* _EXERCISE MATERIAL_
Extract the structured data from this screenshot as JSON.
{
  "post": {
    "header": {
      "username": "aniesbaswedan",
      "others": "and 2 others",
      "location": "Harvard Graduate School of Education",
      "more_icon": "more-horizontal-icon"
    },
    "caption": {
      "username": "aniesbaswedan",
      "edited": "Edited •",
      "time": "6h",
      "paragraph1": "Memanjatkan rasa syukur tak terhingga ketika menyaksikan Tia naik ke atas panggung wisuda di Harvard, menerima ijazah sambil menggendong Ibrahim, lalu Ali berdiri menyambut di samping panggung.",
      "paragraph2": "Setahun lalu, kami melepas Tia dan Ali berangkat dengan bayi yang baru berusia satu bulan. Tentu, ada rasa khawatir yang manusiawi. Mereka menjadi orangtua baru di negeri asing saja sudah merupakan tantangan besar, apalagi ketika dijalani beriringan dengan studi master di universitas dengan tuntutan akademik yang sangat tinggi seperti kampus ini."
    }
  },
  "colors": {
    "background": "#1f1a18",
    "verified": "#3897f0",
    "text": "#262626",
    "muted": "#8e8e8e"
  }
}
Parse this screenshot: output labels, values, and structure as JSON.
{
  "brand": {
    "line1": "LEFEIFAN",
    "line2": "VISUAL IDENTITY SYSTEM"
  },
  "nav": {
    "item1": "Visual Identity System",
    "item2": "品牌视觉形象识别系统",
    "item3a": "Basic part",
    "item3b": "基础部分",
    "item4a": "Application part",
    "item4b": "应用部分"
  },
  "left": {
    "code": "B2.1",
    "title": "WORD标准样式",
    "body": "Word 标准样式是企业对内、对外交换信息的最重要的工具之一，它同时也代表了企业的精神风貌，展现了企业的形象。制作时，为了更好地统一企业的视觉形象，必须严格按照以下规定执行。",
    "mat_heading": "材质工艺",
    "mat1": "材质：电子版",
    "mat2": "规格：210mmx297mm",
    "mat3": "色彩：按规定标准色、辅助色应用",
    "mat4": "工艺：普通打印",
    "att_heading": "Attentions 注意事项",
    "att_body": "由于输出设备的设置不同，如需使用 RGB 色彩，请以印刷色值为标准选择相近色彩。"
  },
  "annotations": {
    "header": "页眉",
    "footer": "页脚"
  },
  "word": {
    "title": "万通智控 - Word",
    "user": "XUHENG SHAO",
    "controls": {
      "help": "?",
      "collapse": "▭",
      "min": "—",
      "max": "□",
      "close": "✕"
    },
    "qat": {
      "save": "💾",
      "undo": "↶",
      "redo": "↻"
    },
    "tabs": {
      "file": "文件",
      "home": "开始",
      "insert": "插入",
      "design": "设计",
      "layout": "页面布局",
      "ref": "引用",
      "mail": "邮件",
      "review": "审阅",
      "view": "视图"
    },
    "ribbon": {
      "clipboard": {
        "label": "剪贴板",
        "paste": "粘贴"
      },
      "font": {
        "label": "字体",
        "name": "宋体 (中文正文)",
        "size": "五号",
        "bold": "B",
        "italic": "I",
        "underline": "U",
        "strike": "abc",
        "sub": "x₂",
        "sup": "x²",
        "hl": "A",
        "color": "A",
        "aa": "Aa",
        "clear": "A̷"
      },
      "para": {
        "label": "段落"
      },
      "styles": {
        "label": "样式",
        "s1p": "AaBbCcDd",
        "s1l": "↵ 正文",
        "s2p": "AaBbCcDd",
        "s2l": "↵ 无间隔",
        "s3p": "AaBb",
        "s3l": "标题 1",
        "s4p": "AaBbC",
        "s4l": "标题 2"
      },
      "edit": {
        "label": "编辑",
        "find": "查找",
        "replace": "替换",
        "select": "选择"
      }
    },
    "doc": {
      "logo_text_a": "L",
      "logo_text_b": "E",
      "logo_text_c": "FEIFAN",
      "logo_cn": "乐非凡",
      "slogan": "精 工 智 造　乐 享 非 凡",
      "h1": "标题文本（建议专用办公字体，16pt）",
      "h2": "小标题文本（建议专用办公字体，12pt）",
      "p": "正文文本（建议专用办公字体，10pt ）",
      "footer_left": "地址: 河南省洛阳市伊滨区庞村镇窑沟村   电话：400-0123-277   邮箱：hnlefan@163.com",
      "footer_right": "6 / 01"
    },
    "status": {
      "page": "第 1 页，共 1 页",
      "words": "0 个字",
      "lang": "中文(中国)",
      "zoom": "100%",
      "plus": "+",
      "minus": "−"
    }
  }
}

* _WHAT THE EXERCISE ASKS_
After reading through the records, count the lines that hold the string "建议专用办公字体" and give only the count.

* _SOLUTION FOR THIS TASK_
3